ii. Sleep Disorders. Anxiety and Depression Association of America. https://adaa.org/understanding-anxiety/related-illnesses/sleep-disorders Accessed 5/7/2020. Referenced text is highlighted on page 2 in source PDF.

iii. Sleep Disorders. Anxiety and Depression Association of America. https://adaa.org/understanding-anxiety/related-illnesses/sleep-disorders Accessed 5/7/2020. Referenced text is highlighted on page 2 in source PDF.

iv. Stress and Insomnia. National Sleep Foundation. https://www.sleepfoundation.org/articles/stress-and-insomnia. Accessed 5/7/2020. Referenced text highlighted on page 8 in source PDF.

v. Stress and Insomnia. National Sleep Foundation. https://www.sleepfoundation.org/articles/stress-and-insomnia.
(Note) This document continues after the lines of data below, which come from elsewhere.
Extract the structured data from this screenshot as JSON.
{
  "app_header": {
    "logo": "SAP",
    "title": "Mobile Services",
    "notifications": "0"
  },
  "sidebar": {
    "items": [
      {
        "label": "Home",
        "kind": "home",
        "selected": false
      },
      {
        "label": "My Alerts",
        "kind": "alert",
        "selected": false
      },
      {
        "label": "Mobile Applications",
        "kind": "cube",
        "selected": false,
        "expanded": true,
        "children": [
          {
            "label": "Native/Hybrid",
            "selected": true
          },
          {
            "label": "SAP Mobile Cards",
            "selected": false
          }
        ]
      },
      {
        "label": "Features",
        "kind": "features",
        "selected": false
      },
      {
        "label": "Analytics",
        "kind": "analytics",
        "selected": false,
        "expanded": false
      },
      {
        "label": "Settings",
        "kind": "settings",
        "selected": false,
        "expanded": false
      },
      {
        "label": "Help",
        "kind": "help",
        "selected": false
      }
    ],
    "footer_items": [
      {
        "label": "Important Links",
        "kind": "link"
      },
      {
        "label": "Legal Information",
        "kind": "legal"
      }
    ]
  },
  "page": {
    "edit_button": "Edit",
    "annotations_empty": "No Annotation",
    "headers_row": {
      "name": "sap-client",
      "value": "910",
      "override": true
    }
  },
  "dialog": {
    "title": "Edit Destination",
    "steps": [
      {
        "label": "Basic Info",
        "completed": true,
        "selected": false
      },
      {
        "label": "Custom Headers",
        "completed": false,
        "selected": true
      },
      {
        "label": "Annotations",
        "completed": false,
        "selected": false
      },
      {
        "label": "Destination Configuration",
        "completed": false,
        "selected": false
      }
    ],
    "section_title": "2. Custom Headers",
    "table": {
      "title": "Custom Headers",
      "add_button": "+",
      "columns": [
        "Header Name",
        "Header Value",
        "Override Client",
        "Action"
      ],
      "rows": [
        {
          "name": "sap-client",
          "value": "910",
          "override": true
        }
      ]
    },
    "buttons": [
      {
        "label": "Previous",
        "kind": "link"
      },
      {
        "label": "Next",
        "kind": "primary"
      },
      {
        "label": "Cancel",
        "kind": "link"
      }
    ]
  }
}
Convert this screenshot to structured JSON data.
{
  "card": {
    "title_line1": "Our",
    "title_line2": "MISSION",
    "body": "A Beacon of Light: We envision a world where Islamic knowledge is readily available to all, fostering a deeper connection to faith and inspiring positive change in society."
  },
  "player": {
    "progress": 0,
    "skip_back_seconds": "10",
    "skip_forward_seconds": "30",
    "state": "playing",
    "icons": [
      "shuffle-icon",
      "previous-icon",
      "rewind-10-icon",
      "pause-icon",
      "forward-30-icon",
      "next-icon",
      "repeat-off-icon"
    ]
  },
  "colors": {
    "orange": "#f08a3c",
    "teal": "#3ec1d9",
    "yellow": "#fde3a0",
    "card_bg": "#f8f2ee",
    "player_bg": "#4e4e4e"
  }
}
Accessed 5/7/2020. Referenced text is highlighted on pages 8-10 in source PDF.